gas2.TPX = T_0, pressure, composition_0
mass_flow_rate2 = u_0 * gas2.density * area
dz = length / n_steps
r_vol = area * dz

# create a new reactor
r2 = ct.IdealGasReactor(gas2)
r2.volume = r_vol

# create a reservoir to represent the reactor immediately upstream. Note
# that the gas object is set already to the state of the upstream reactor
upstream = ct.Reservoir(gas2, name='upstream')

# create a reservoir for the reactor to exhaust into. The composition of
# this reservoir is irrelevant.
downstream = ct.Reservoir(gas2, name='downstream')

# The mass flow rate into the reactor will be fixed by using a
# MassFlowController object.
m = ct.MassFlowController(upstream, r2, mdot=mass_flow_rate2)

# We need an outlet to the downstream reservoir. This will determine the
# pressure in the reactor.
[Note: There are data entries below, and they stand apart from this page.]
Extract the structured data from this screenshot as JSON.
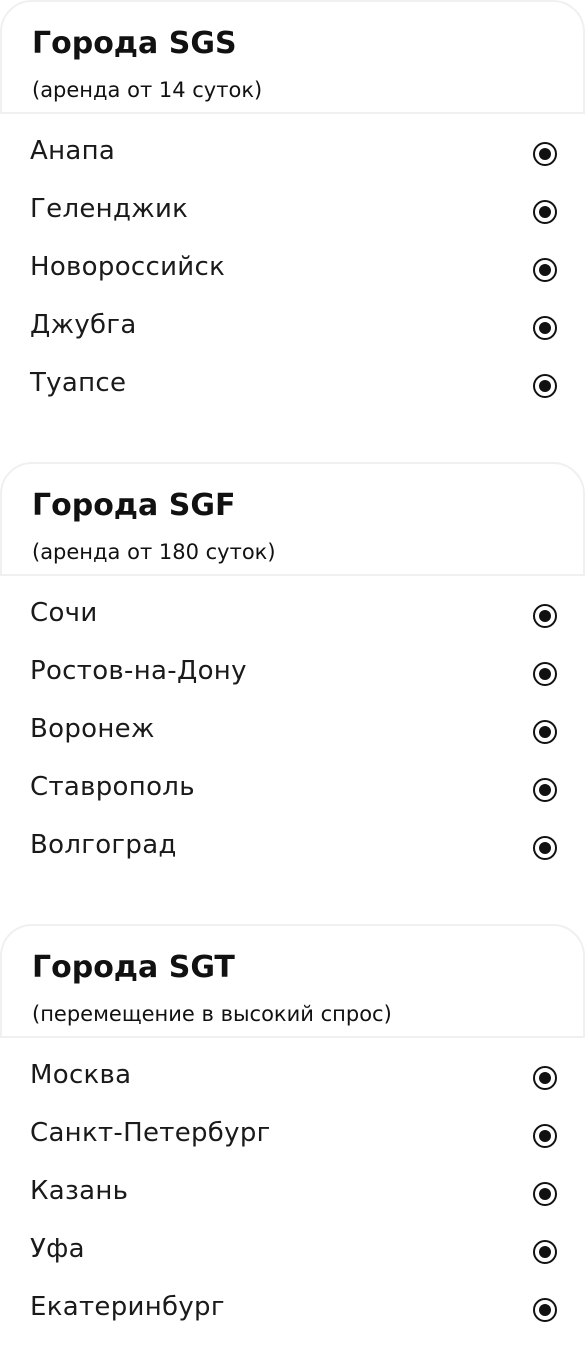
{
  "sections": [
    {
      "title": "Города SGS",
      "subtitle": "(аренда от 14 суток)",
      "cities": [
        "Анапа",
        "Геленджик",
        "Новороссийск",
        "Джубга",
        "Туапсе"
      ]
    },
    {
      "title": "Города SGF",
      "subtitle": "(аренда от 180 суток)",
      "cities": [
        "Сочи",
        "Ростов-на-Дону",
        "Воронеж",
        "Ставрополь",
        "Волгоград"
      ]
    },
    {
      "title": "Города SGT",
      "subtitle": "(перемещение в высокий спрос)",
      "cities": [
        "Москва",
        "Санкт-Петербург",
        "Казань",
        "Уфа",
        "Екатеринбург"
      ]
    }
  ],
  "radio_state": "selected",
  "colors": {
    "text": "#111111",
    "border": "#f0f0f0",
    "background": "#ffffff"
  }
}
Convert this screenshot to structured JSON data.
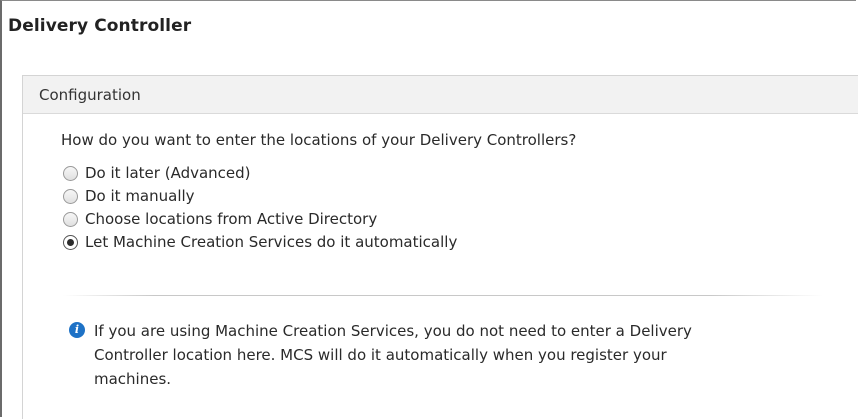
{
  "header": {
    "title": "Delivery Controller"
  },
  "section": {
    "title": "Configuration",
    "question": "How do you want to enter the locations of your Delivery Controllers?",
    "options": [
      {
        "label": "Do it later (Advanced)",
        "selected": false
      },
      {
        "label": "Do it manually",
        "selected": false
      },
      {
        "label": "Choose locations from Active Directory",
        "selected": false
      },
      {
        "label": "Let Machine Creation Services do it automatically",
        "selected": true
      }
    ]
  },
  "info": {
    "icon": "info-icon",
    "icon_glyph": "i",
    "icon_color": "#1e72c6",
    "lines": [
      "If you are using Machine Creation Services, you do not need to enter a Delivery",
      "Controller location here. MCS will do it automatically when you register your",
      "machines."
    ]
  }
}
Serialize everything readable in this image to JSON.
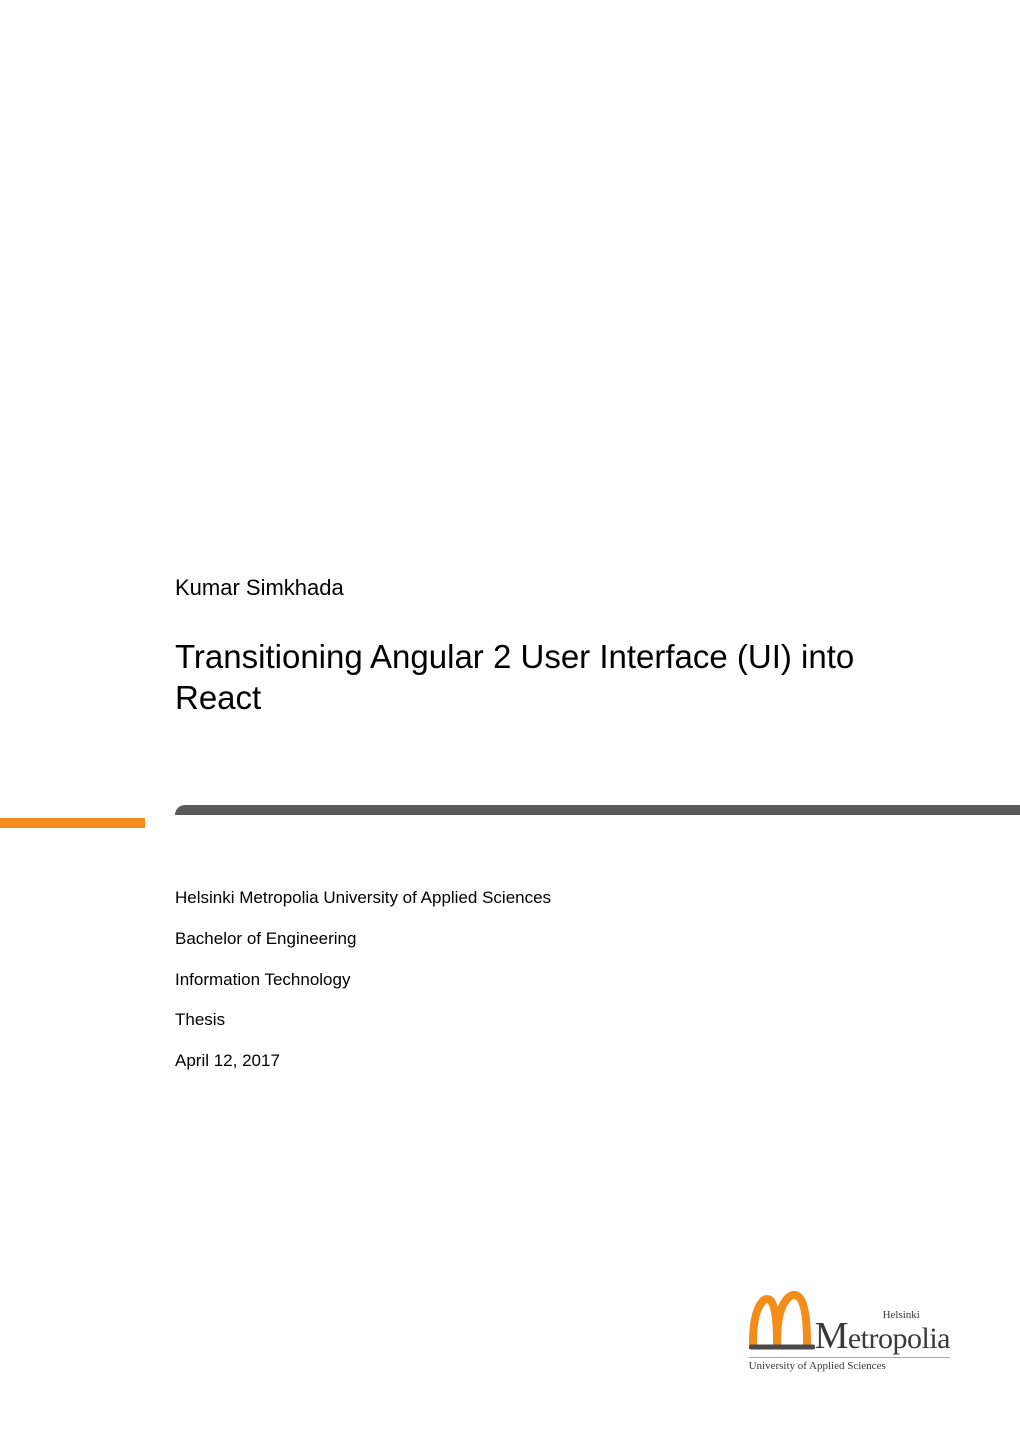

The value of K will only affect the transient
# pressure difference.
v = ct.PressureController(r2, downstream, master=m, K=1e-5)

sim2 = ct.ReactorNet([r2])

# define time, space, and other information vectors
z2 = (np.arange(n_steps) + 1) * dz
t_r2 = np.zeros_like(z2)  # residence time in each reactor
u2 = np.zeros_like(z2)
t2 = np.zeros_like(z2)
states2 = ct.SolutionArray(r2.thermo)
# iterate through the PFR cells
for n in range(n_steps):
    # Set the state of the reservoir to match that of the previous reactor
    gas2.TDY = r2.thermo.TDY
    upstream.syncState()
    # integrate the reactor forward in time until steady state is reached
    sim2.reinitialize()
    sim2.advance_to_steady_state()
    # compute velocity and transform into time
    u2[n] = mass_flow_rate2 / area / r2.thermo.density
    t_r2[n] = r2.mass / mass_flow_rate2  # residence time in this reactor
    t2[n] = np.sum(t_r2)
    # write output data
    states2.append(r2.thermo.state)

#####################################################################


#####################################################################
# Compare Results in matplotlib
#####################################################################

import matplotlib.pyplot as plt

plt.figure()
plt.plot(z1, states1.T, label='Lagrangian Particle')
plt.plot(z2, states2.T, label='Reactor Chain')
plt.xlabel('$z$ [m]')
plt.ylabel('$T$ [K]')
plt.legend(loc=0)
plt.show()
plt.savefig('pfr_T_z.png')

plt.figure()
plt.plot(t1, states1.X[:, gas1.species_index('H2')], label='Lagrangian Particle')
plt.plot(t2, states2.X[:, gas2.species_index('H2')], label='Reactor Chain')
plt.xlabel('$t$ [s]')
plt.ylabel('$X_{H_2}$ [-]')
plt.legend(loc=0)
plt.show()
plt.savefig('pfr_XH2_t.png')